PROBLEM STATEMENT:
In full and word for word, copy the records that follow.

App and web page records:
━━━━
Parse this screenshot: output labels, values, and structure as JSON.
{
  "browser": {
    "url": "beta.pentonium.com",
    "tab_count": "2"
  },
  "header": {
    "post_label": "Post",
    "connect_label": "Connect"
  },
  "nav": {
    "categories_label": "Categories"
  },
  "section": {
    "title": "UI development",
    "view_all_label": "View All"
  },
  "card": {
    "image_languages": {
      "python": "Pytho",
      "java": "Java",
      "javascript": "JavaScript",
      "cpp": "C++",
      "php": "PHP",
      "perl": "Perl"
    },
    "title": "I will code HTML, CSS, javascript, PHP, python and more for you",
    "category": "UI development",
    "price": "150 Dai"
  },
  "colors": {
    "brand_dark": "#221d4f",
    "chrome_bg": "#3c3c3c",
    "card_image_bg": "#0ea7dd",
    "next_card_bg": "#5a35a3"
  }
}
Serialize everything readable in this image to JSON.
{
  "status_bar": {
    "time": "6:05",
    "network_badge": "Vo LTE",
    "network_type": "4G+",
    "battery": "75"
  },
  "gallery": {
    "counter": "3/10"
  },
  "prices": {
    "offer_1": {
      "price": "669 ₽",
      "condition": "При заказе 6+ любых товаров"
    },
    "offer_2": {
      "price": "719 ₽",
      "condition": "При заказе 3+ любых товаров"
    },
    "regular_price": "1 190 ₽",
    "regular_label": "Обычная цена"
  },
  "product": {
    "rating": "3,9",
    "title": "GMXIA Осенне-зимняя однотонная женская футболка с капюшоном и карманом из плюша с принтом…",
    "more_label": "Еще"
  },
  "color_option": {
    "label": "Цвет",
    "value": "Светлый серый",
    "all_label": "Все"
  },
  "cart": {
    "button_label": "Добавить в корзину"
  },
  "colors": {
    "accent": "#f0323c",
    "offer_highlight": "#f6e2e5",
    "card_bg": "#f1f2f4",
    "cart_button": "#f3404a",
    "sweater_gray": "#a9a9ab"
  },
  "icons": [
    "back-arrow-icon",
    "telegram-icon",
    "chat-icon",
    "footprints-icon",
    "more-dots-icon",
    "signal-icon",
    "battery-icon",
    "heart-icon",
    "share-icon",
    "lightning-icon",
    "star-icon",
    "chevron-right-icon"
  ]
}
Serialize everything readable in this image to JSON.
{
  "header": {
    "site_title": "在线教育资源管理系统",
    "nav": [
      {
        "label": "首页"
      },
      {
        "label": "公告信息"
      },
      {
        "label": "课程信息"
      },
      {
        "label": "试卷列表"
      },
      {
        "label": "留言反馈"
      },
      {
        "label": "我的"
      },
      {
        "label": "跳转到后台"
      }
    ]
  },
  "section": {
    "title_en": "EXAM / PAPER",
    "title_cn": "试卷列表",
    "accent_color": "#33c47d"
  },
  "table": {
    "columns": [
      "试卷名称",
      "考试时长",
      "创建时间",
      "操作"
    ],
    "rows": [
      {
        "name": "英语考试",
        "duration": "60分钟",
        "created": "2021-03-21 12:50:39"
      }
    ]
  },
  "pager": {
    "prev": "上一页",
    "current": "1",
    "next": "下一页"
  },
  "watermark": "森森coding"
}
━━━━
RESPONSE:
Parse this screenshot: output labels, values, and structure as JSON.
{
  "browser": {
    "url": "beta.pentonium.com",
    "tab_count": "2"
  },
  "header": {
    "post_label": "Post",
    "connect_label": "Connect"
  },
  "nav": {
    "categories_label": "Categories"
  },
  "section": {
    "title": "UI development",
    "view_all_label": "View All"
  },
  "card": {
    "image_languages": {
      "python": "Pytho",
      "java": "Java",
      "javascript": "JavaScript",
      "cpp": "C++",
      "php": "PHP",
      "perl": "Perl"
    },
    "title": "I will code HTML, CSS, javascript, PHP, python and more for you",
    "category": "UI development",
    "price": "150 Dai"
  },
  "colors": {
    "brand_dark": "#221d4f",
    "chrome_bg": "#3c3c3c",
    "card_image_bg": "#0ea7dd",
    "next_card_bg": "#5a35a3"
  }
}
Serialize everything readable in this image to JSON.
{
  "status_bar": {
    "time": "6:05",
    "network_badge": "Vo LTE",
    "network_type": "4G+",
    "battery": "75"
  },
  "gallery": {
    "counter": "3/10"
  },
  "prices": {
    "offer_1": {
      "price": "669 ₽",
      "condition": "При заказе 6+ любых товаров"
    },
    "offer_2": {
      "price": "719 ₽",
      "condition": "При заказе 3+ любых товаров"
    },
    "regular_price": "1 190 ₽",
    "regular_label": "Обычная цена"
  },
  "product": {
    "rating": "3,9",
    "title": "GMXIA Осенне-зимняя однотонная женская футболка с капюшоном и карманом из плюша с принтом…",
    "more_label": "Еще"
  },
  "color_option": {
    "label": "Цвет",
    "value": "Светлый серый",
    "all_label": "Все"
  },
  "cart": {
    "button_label": "Добавить в корзину"
  },
  "colors": {
    "accent": "#f0323c",
    "offer_highlight": "#f6e2e5",
    "card_bg": "#f1f2f4",
    "cart_button": "#f3404a",
    "sweater_gray": "#a9a9ab"
  },
  "icons": [
    "back-arrow-icon",
    "telegram-icon",
    "chat-icon",
    "footprints-icon",
    "more-dots-icon",
    "signal-icon",
    "battery-icon",
    "heart-icon",
    "share-icon",
    "lightning-icon",
    "star-icon",
    "chevron-right-icon"
  ]
}
Serialize everything readable in this image to JSON.
{
  "header": {
    "site_title": "在线教育资源管理系统",
    "nav": [
      {
        "label": "首页"
      },
      {
        "label": "公告信息"
      },
      {
        "label": "课程信息"
      },
      {
        "label": "试卷列表"
      },
      {
        "label": "留言反馈"
      },
      {
        "label": "我的"
      },
      {
        "label": "跳转到后台"
      }
    ]
  },
  "section": {
    "title_en": "EXAM / PAPER",
    "title_cn": "试卷列表",
    "accent_color": "#33c47d"
  },
  "table": {
    "columns": [
      "试卷名称",
      "考试时长",
      "创建时间",
      "操作"
    ],
    "rows": [
      {
        "name": "英语考试",
        "duration": "60分钟",
        "created": "2021-03-21 12:50:39"
      }
    ]
  },
  "pager": {
    "prev": "上一页",
    "current": "1",
    "next": "下一页"
  },
  "watermark": "森森coding"
}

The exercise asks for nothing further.